To do ->
Search the data below for "text"; list each line that holds it.

Data shown ->
===============

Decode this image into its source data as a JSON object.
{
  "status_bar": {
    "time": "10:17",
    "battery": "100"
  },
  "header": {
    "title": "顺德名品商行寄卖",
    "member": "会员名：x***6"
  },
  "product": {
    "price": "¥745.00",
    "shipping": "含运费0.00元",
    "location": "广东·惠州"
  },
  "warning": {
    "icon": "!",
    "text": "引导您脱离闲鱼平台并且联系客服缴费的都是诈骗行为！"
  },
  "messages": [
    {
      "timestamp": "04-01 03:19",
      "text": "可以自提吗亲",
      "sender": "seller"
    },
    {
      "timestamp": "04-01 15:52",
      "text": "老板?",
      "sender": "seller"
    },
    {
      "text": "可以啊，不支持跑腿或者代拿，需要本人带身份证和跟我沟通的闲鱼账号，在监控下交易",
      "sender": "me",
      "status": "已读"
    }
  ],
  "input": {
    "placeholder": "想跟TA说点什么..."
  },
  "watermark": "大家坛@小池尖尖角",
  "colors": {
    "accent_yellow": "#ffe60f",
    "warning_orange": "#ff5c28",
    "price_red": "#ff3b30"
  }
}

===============

Result of the exercise ->
    "text": "引导您脱离闲鱼平台并且联系客服缴费的都是诈骗行为！"
      "text": "可以自提吗亲",
      "text": "老板?",
      "text": "可以啊，不支持跑腿或者代拿，需要本人带身份证和跟我沟通的闲鱼账号，在监控下交易",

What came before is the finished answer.